_Your assignment_: Type out all the records word for word. Any pictures are to be left out.

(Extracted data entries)
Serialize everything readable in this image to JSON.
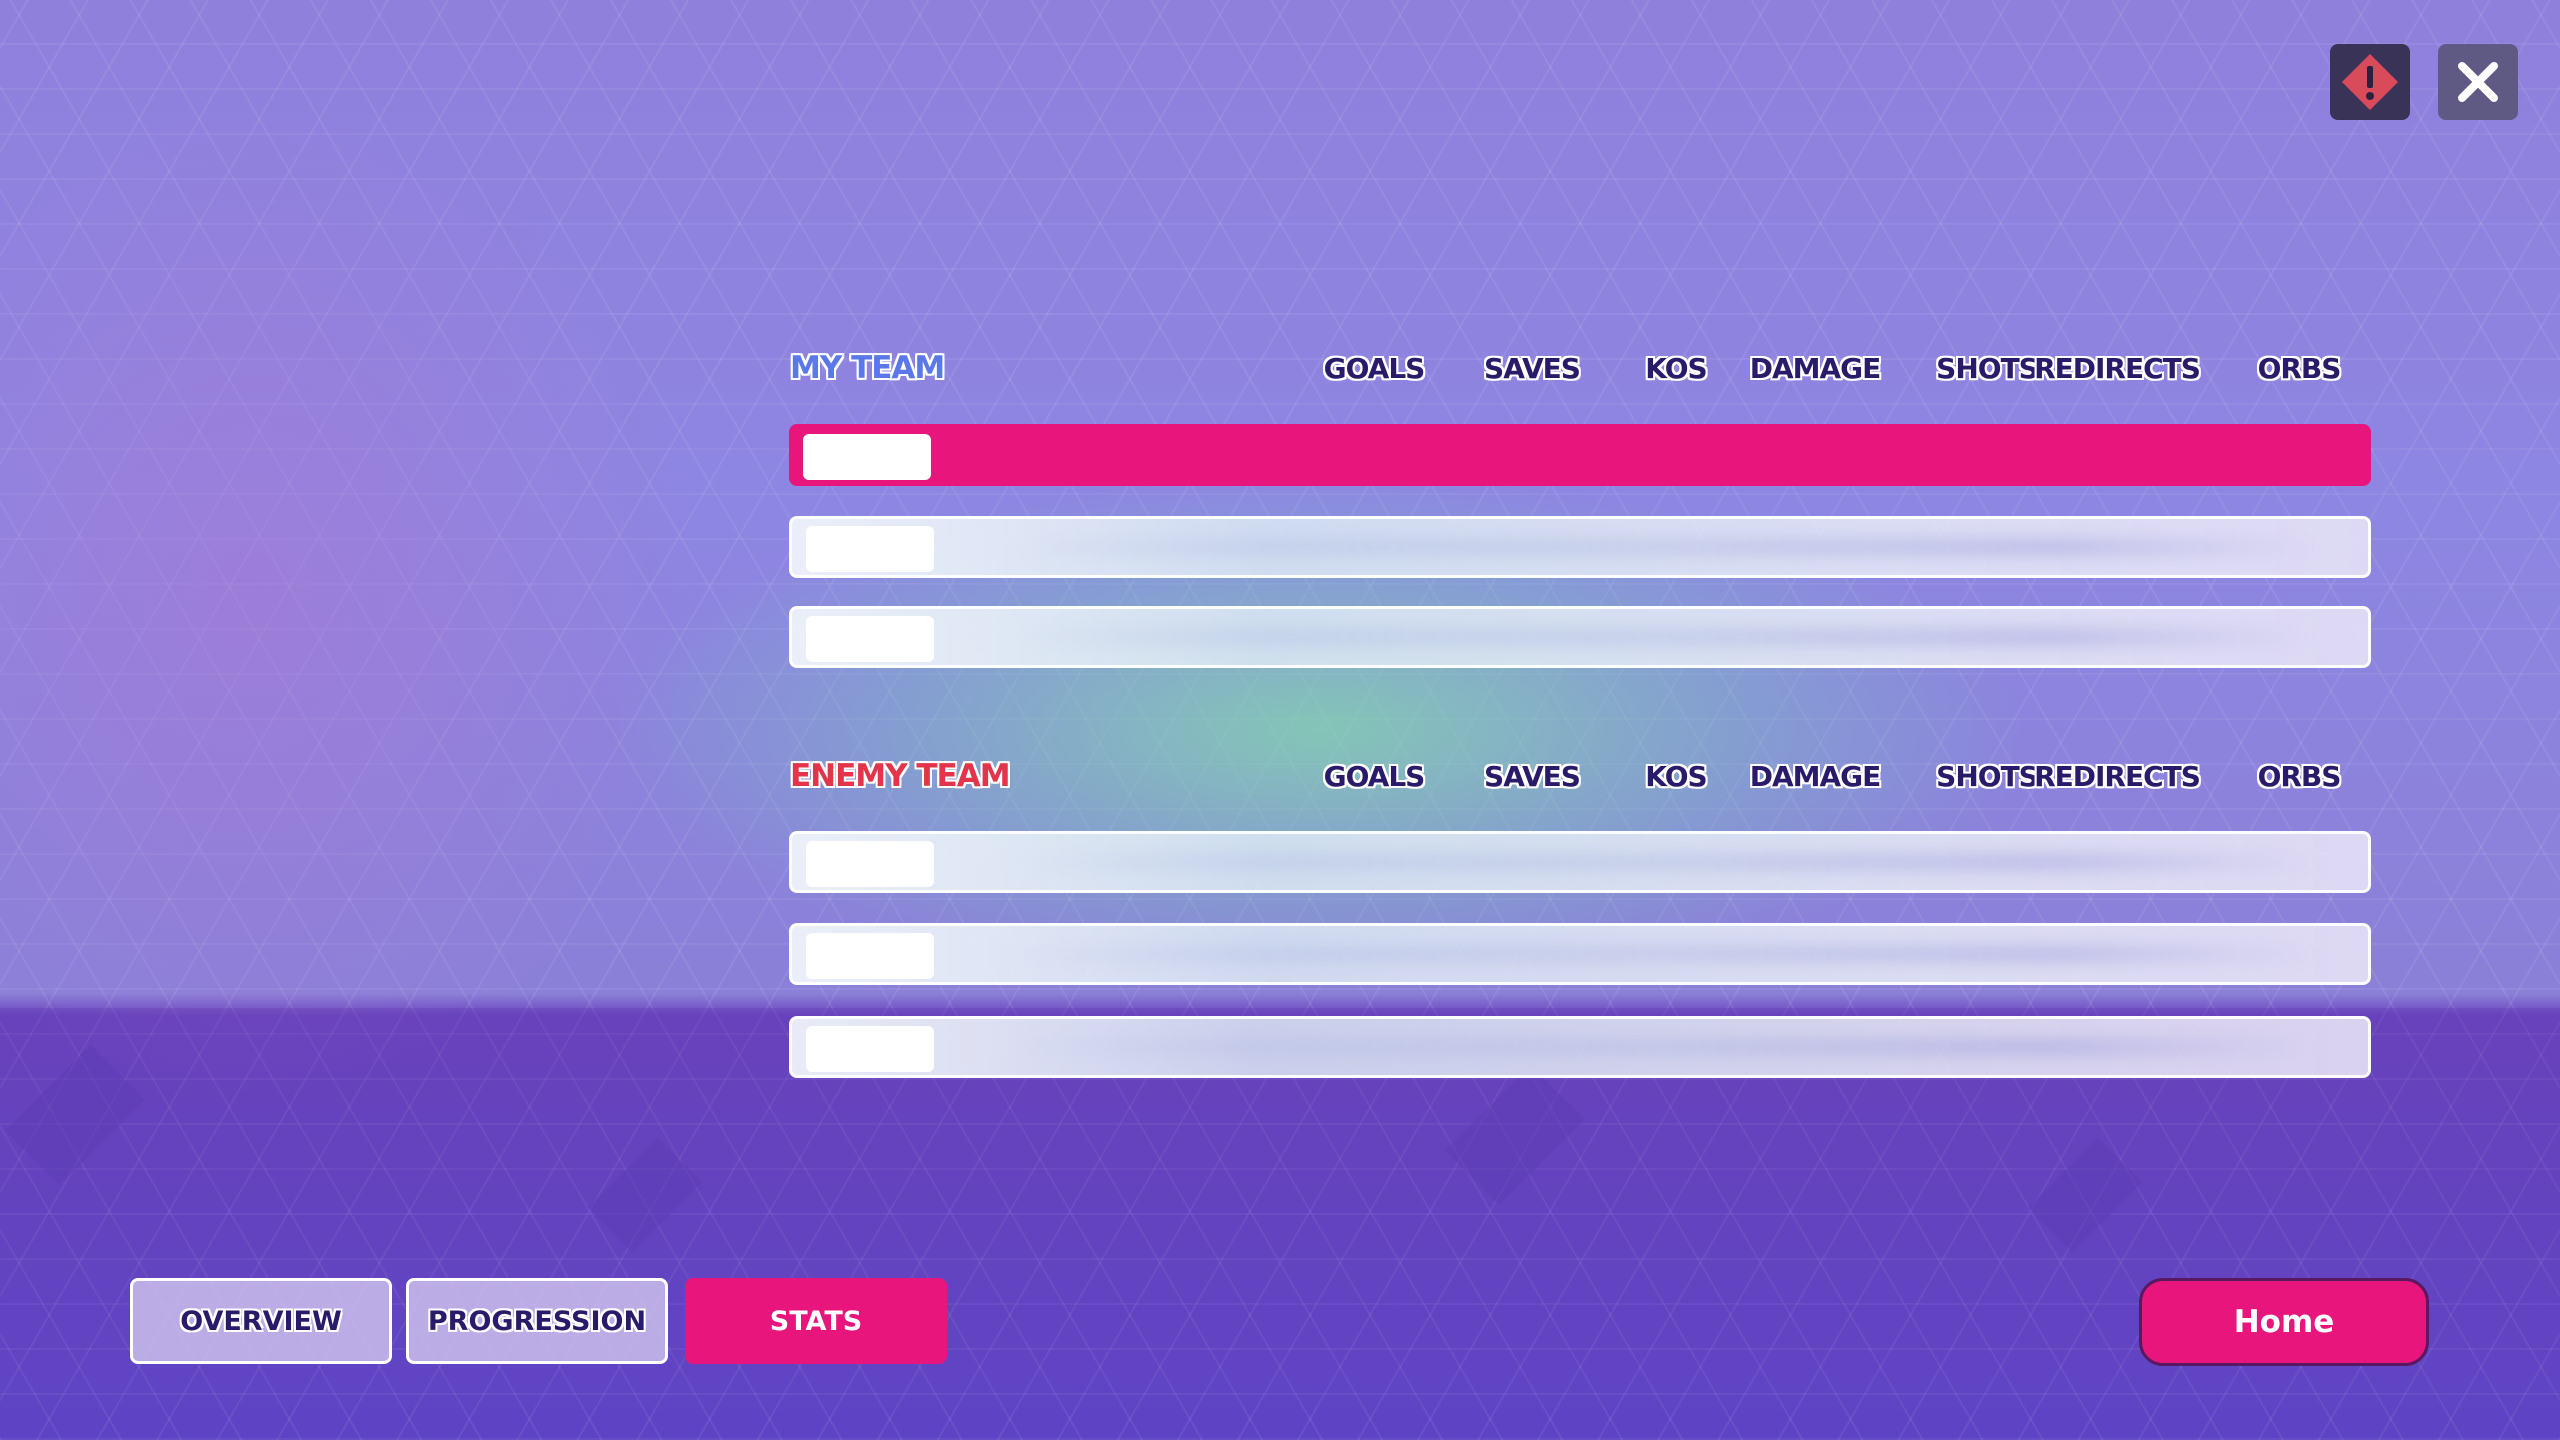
{
  "topbar": {
    "report_icon": "warning-diamond-icon",
    "close_icon": "close-x-icon"
  },
  "my_team": {
    "title": "MY TEAM",
    "title_color": "#5a78ea",
    "columns": [
      "GOALS",
      "SAVES",
      "KOS",
      "DAMAGE",
      "SHOTS",
      "REDIRECTS",
      "ORBS"
    ],
    "rows": [
      {
        "highlight": true
      },
      {
        "highlight": false
      },
      {
        "highlight": false
      }
    ]
  },
  "enemy_team": {
    "title": "ENEMY TEAM",
    "title_color": "#e2344a",
    "columns": [
      "GOALS",
      "SAVES",
      "KOS",
      "DAMAGE",
      "SHOTS",
      "REDIRECTS",
      "ORBS"
    ],
    "rows": [
      {
        "highlight": false
      },
      {
        "highlight": false
      },
      {
        "highlight": false
      }
    ]
  },
  "tabs": [
    {
      "label": "OVERVIEW",
      "active": false
    },
    {
      "label": "PROGRESSION",
      "active": false
    },
    {
      "label": "STATS",
      "active": true
    }
  ],
  "home_button": {
    "label": "Home"
  },
  "colors": {
    "accent": "#e8167c",
    "text_dark": "#2a1a6a"
  }
}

_Result below_:
Serialize everything readable in this image to JSON.
{
  "topbar": {
    "report_icon": "warning-diamond-icon",
    "close_icon": "close-x-icon"
  },
  "my_team": {
    "title": "MY TEAM",
    "title_color": "#5a78ea",
    "columns": [
      "GOALS",
      "SAVES",
      "KOS",
      "DAMAGE",
      "SHOTS",
      "REDIRECTS",
      "ORBS"
    ],
    "rows": [
      {
        "highlight": true
      },
      {
        "highlight": false
      },
      {
        "highlight": false
      }
    ]
  },
  "enemy_team": {
    "title": "ENEMY TEAM",
    "title_color": "#e2344a",
    "columns": [
      "GOALS",
      "SAVES",
      "KOS",
      "DAMAGE",
      "SHOTS",
      "REDIRECTS",
      "ORBS"
    ],
    "rows": [
      {
        "highlight": false
      },
      {
        "highlight": false
      },
      {
        "highlight": false
      }
    ]
  },
  "tabs": [
    {
      "label": "OVERVIEW",
      "active": false
    },
    {
      "label": "PROGRESSION",
      "active": false
    },
    {
      "label": "STATS",
      "active": true
    }
  ],
  "home_button": {
    "label": "Home"
  },
  "colors": {
    "accent": "#e8167c",
    "text_dark": "#2a1a6a"
  }
}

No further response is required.